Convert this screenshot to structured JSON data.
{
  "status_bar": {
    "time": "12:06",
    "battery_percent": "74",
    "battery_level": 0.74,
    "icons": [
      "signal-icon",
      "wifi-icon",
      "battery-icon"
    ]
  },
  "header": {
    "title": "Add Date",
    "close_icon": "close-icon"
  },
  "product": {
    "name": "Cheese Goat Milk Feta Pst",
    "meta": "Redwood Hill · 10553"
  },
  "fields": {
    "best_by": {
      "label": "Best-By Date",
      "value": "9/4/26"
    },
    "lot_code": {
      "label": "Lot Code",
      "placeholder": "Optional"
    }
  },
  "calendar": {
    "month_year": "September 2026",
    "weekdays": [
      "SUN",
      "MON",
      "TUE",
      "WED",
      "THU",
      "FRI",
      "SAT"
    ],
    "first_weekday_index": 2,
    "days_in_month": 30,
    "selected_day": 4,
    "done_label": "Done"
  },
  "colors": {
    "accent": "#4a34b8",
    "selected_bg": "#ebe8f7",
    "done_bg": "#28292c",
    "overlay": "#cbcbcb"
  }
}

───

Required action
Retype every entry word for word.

Completed task
Convert this screenshot to structured JSON data.
{
  "status_bar": {
    "time": "12:06",
    "battery_percent": "74",
    "battery_level": 0.74,
    "icons": [
      "signal-icon",
      "wifi-icon",
      "battery-icon"
    ]
  },
  "header": {
    "title": "Add Date",
    "close_icon": "close-icon"
  },
  "product": {
    "name": "Cheese Goat Milk Feta Pst",
    "meta": "Redwood Hill · 10553"
  },
  "fields": {
    "best_by": {
      "label": "Best-By Date",
      "value": "9/4/26"
    },
    "lot_code": {
      "label": "Lot Code",
      "placeholder": "Optional"
    }
  },
  "calendar": {
    "month_year": "September 2026",
    "weekdays": [
      "SUN",
      "MON",
      "TUE",
      "WED",
      "THU",
      "FRI",
      "SAT"
    ],
    "first_weekday_index": 2,
    "days_in_month": 30,
    "selected_day": 4,
    "done_label": "Done"
  },
  "colors": {
    "accent": "#4a34b8",
    "selected_bg": "#ebe8f7",
    "done_bg": "#28292c",
    "overlay": "#cbcbcb"
  }
}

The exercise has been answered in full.